April 30, 2011: Johns Hopkins University, Intervarsity Christian Fellowship
“Anyone who believes in God is a fool.” Comments like could come from any quarter. They even come from pulpits. This one was uttered as the opening statement of a professor, welcoming his incoming students at a prestigious East Coast university to their first class in molecular cell biology. Naturally, there are at least two (and perhaps more) directions we could go as a follow-up conversation with our friend the professor. We could enter into a dialogue about “God,” his existence or lack thereof, and the relative payload of foolishness one carries should you so choose to believe in him. That conversation and its topic would conveniently be about something outside of ourselves: We would talk about God as if he were a chair or a football team, a conversation the content and process of which we decide, with the chair making no reflections or asking us any questions. A conversation within which we take very few real personal risks. We would speak of what we know, but provide little that would enable us to be truly known. In essence, we would not tell our story with all of its idiosyncrasies, vulnerabilities, and messes, but rather give our assessment of the data we have on God.

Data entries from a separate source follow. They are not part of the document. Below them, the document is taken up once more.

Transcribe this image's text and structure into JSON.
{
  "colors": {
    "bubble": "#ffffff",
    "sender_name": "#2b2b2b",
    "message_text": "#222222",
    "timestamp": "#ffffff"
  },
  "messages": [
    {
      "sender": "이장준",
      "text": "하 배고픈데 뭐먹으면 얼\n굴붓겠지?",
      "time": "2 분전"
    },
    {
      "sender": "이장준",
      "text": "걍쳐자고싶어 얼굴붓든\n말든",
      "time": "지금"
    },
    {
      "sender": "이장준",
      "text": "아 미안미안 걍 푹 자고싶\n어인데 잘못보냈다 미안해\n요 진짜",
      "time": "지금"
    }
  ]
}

But there is another conversation we could construct with our academician. We could ask him to tell us the story of his life. We would eventually be introduced to the important relationships that have shaped his experience. We would gather an awareness of his attachment patterns and learn the places and ways in which he has come to associate God with the emotion of shame. For certainly, if he understands the belief in God to be that of a fool, that fool necessarily would be foolish, the associated emotion of which is shame.

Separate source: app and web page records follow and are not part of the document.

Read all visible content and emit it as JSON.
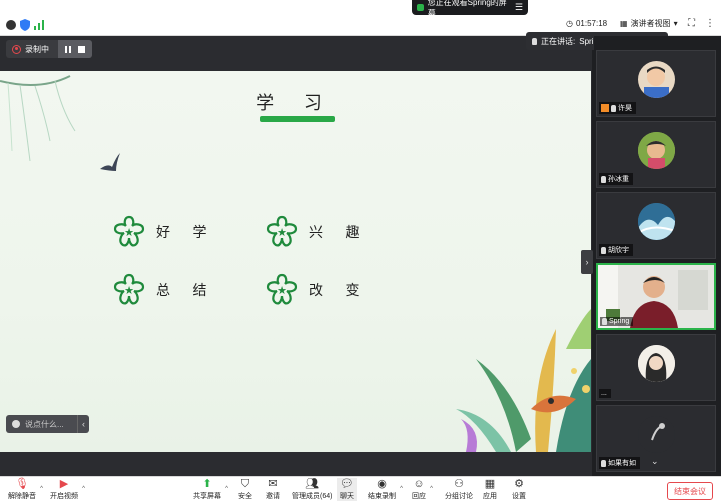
{
  "top_bar": {
    "sharing_notice": "您正在观看Spring的屏幕",
    "elapsed_time": "01:57:18",
    "view_mode": "演讲者视图"
  },
  "recording": {
    "label": "录制中"
  },
  "speaking": {
    "label": "正在讲话:",
    "name": "Spring;"
  },
  "slide": {
    "title": "学 习",
    "items": [
      "好 学",
      "兴 趣",
      "总 结",
      "改 变"
    ]
  },
  "chat": {
    "placeholder": "说点什么..."
  },
  "participants": [
    {
      "name": "许昊"
    },
    {
      "name": "孙冰重"
    },
    {
      "name": "胡欣宇"
    },
    {
      "name": "Spring"
    },
    {
      "name": "..."
    },
    {
      "name": "如果有如"
    }
  ],
  "toolbar": {
    "unmute": "解除静音",
    "start_video": "开启视频",
    "share_screen": "共享屏幕",
    "security": "安全",
    "invite": "邀请",
    "manage_members": "管理成员(64)",
    "chat": "聊天",
    "end_recording": "结束录制",
    "reactions": "回应",
    "breakout": "分组讨论",
    "apps": "应用",
    "settings": "设置",
    "end_meeting": "结束会议"
  },
  "colors": {
    "accent_green": "#29a847",
    "end_red": "#e5484d",
    "active_border": "#2bb34a"
  }
}
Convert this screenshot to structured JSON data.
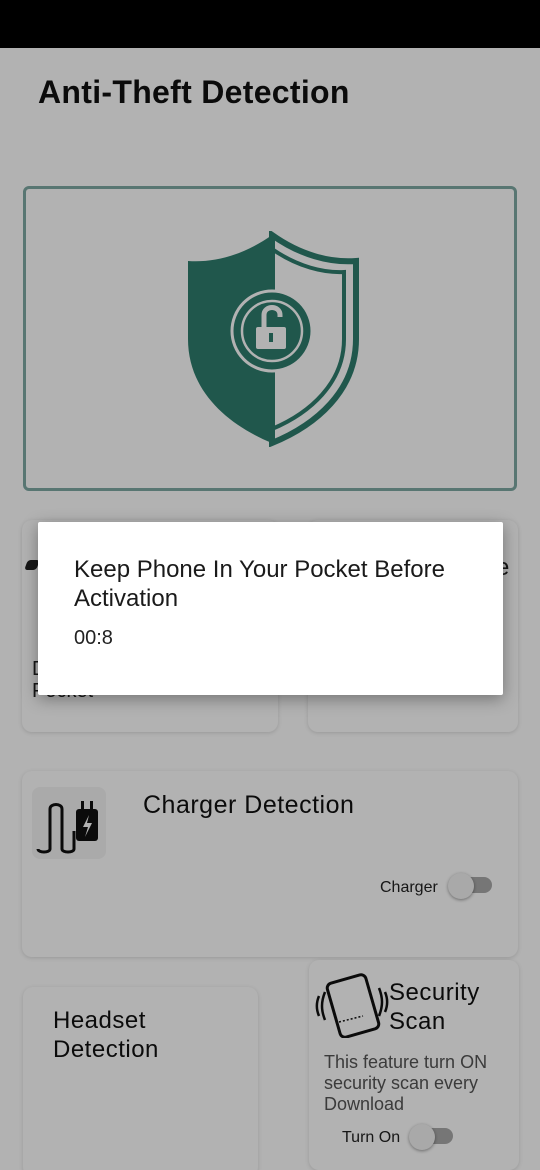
{
  "app": {
    "title": "Anti-Theft Detection"
  },
  "cards": {
    "pocket": {
      "label_left_peek": "D",
      "label_bottom_peek": "Pocket"
    },
    "right": {
      "label_peek": "e"
    },
    "charger": {
      "title": "Charger Detection",
      "toggle_label": "Charger",
      "toggle_on": false
    },
    "headset": {
      "title": "Headset Detection"
    },
    "security": {
      "title": "Security Scan",
      "description": "This feature turn ON security scan every Download",
      "toggle_label": "Turn On",
      "toggle_on": false
    }
  },
  "dialog": {
    "message": "Keep Phone In Your Pocket Before Activation",
    "timer": "00:8"
  },
  "colors": {
    "accent": "#2e7d6e",
    "shield_light": "#ffffff",
    "border": "#7fa9a4"
  },
  "icons": {
    "hero": "shield-unlock-icon",
    "charger": "charger-plug-icon",
    "security": "phone-vibrate-icon"
  }
}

What does any of this have to do with the brain, the mind, or relationships? It was my privilege to meet with about thirty alumni, graduate, and undergraduate students from Johns Hopkins University chapter of Intervarsity Christian Fellowship to talk about the mind, and how Jesus is the lens through which we come to understand neuroscience, attachment, and other associated disciplines of interpersonal neurobiology (and, by the way, not the other way round). Johns Hopkins is a place where, as it should be, knowing things is important. In my conversation with the students, we explored how this way of knowing, however, is ultimately left flat and lifeless when bereft of the other way of knowing—the way of being known; when it is kept distinct from the way in which one’s mind is being transformed and integrated by being searched and comforted by, convicted and led by Another. I spoke of how this process of the mind’s integration is most fully realized in Jesus, and how we can follow his lead in the power of the Holy Spirit, and especially in the context of community. I spoke of how the things we are coming to know (such as the elements of interpersonal neurobiology) are reflecting and energizing the story of the Bible, the story in which we are invited to be known by God.

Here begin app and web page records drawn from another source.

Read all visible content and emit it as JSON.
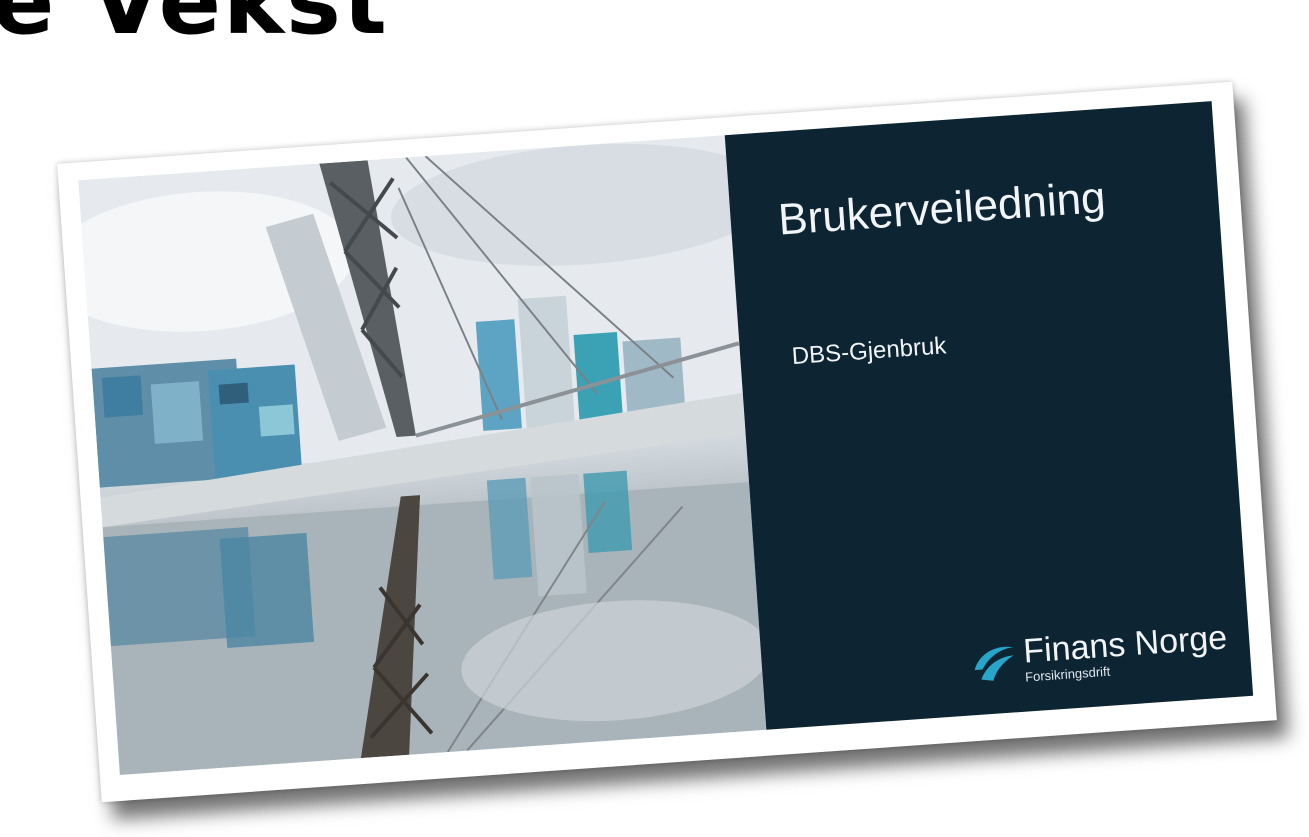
{
  "page": {
    "top_heading": "e Vekst"
  },
  "slide": {
    "title": "Brukerveiledning",
    "subtitle": "DBS-Gjenbruk",
    "logo": {
      "name": "Finans Norge",
      "sub": "Forsikringsdrift",
      "icon": "finans-norge-logo-mark"
    },
    "photo_description_icon": "bridge-photo",
    "colors": {
      "panel": "#0d2433",
      "logo_accent": "#27a6c9",
      "text": "#f2f5f7"
    }
  }
}
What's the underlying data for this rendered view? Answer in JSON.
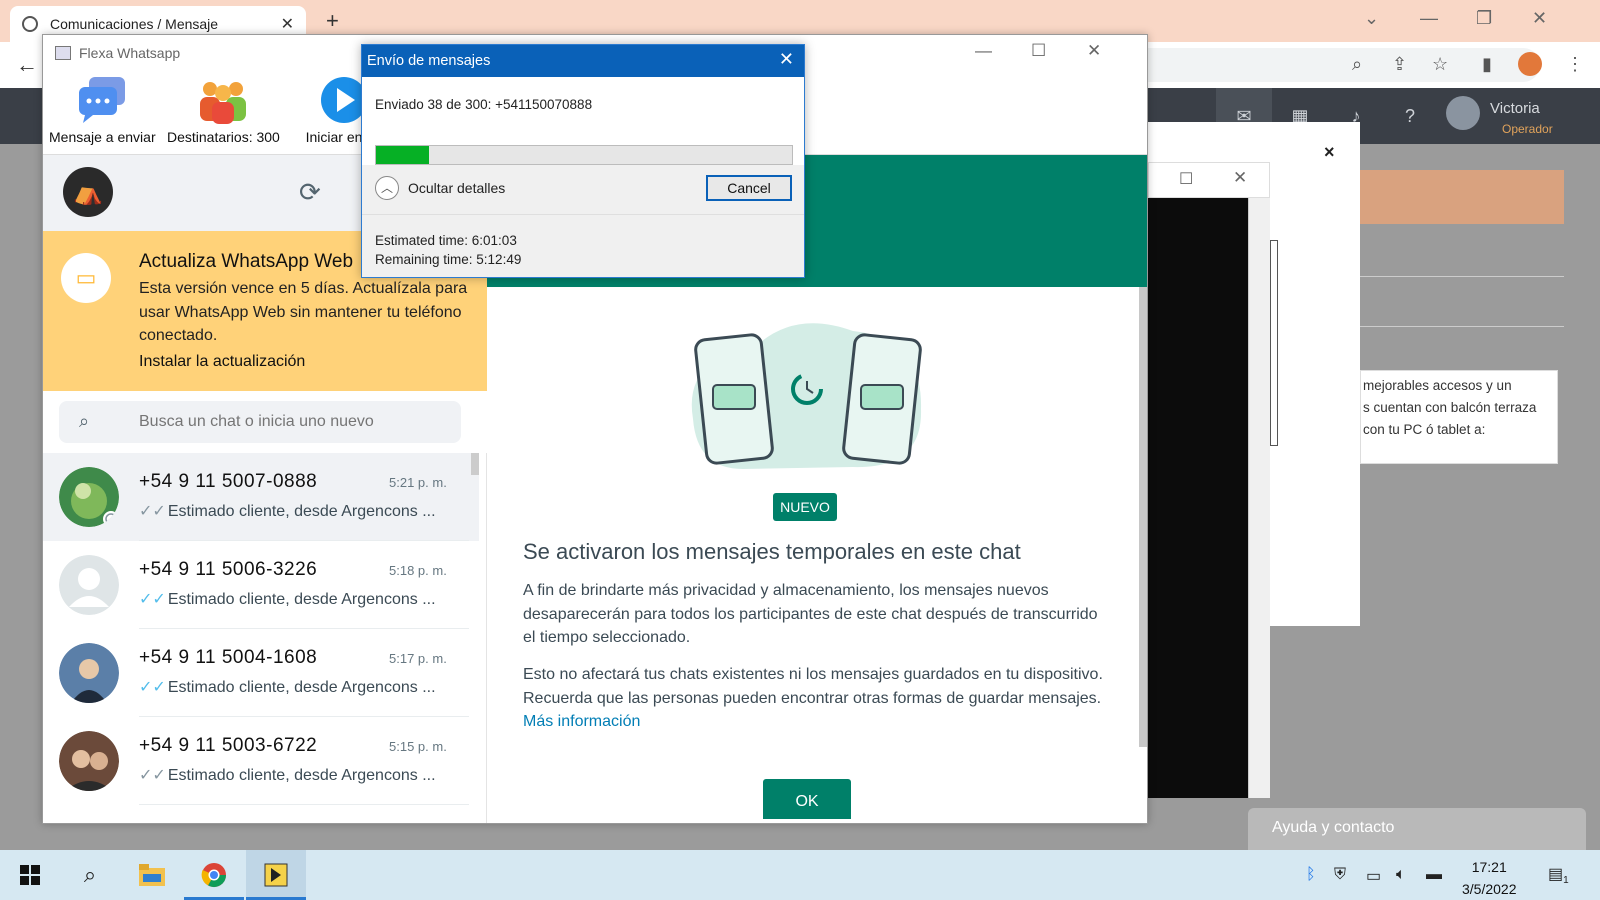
{
  "browser": {
    "tab_title": "Comunicaciones / Mensaje",
    "tab_close": "✕",
    "new_tab": "+"
  },
  "web_app": {
    "user_name": "Victoria",
    "user_role": "Operador",
    "close_glyph": "×",
    "text_lines": [
      "mejorables accesos y un",
      "s cuentan con balcón terraza",
      "con tu PC ó tablet a:"
    ],
    "help_label": "Ayuda y contacto"
  },
  "flexa": {
    "title": "Flexa Whatsapp",
    "ribbon": {
      "message_label": "Mensaje a enviar",
      "recipients_label": "Destinatarios: 300",
      "start_label": "Iniciar en"
    }
  },
  "whatsapp": {
    "banner": {
      "title": "Actualiza WhatsApp Web",
      "text": "Esta versión vence en 5 días. Actualízala para usar WhatsApp Web sin mantener tu teléfono conectado.",
      "link": "Instalar la actualización"
    },
    "search_placeholder": "Busca un chat o inicia uno nuevo",
    "chats": [
      {
        "name": "+54 9 11 5007-0888",
        "time": "5:21 p. m.",
        "preview": "Estimado cliente, desde Argencons ...",
        "read": false
      },
      {
        "name": "+54 9 11 5006-3226",
        "time": "5:18 p. m.",
        "preview": "Estimado cliente, desde Argencons ...",
        "read": true
      },
      {
        "name": "+54 9 11 5004-1608",
        "time": "5:17 p. m.",
        "preview": "Estimado cliente, desde Argencons ...",
        "read": true
      },
      {
        "name": "+54 9 11 5003-6722",
        "time": "5:15 p. m.",
        "preview": "Estimado cliente, desde Argencons ...",
        "read": false
      }
    ],
    "main": {
      "badge": "NUEVO",
      "title": "Se activaron los mensajes temporales en este chat",
      "para1": "A fin de brindarte más privacidad y almacenamiento, los mensajes nuevos desaparecerán para todos los participantes de este chat después de transcurrido el tiempo seleccionado.",
      "para2": "Esto no afectará tus chats existentes ni los mensajes guardados en tu dispositivo. Recuerda que las personas pueden encontrar otras formas de guardar mensajes.",
      "more_link": "Más información",
      "ok_label": "OK"
    }
  },
  "dialog": {
    "title": "Envío de mensajes",
    "status": "Enviado 38 de 300: +541150070888",
    "progress_fraction": 0.1267,
    "toggle_label": "Ocultar detalles",
    "cancel_label": "Cancel",
    "estimated": "Estimated time: 6:01:03",
    "remaining": "Remaining time: 5:12:49"
  },
  "taskbar": {
    "time": "17:21",
    "date": "3/5/2022",
    "notif_count": "1"
  }
}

And so back to our aforementioned professor. Certainly, we desire to know as much as we can about cell biology, or any other academic discipline. I know I do, especially about the cells of the brain. And we very much don’t want to be fools, immersed in a pool of shame. We who follow Jesus believe that we live in a world in which being known by him delivers us from all shame. Being known by him integrates and transforms our minds. Wherever our professor’s comment came from, it was not from what he knows, or the part of his mind with which he knows it. Instead, it comes likely more from his limited experience in being known. My hope is that someday, someone will invite him out for a beer and ask him about his story. Perhaps then, when he is known by Jesus, he won’t feel so much like a fool.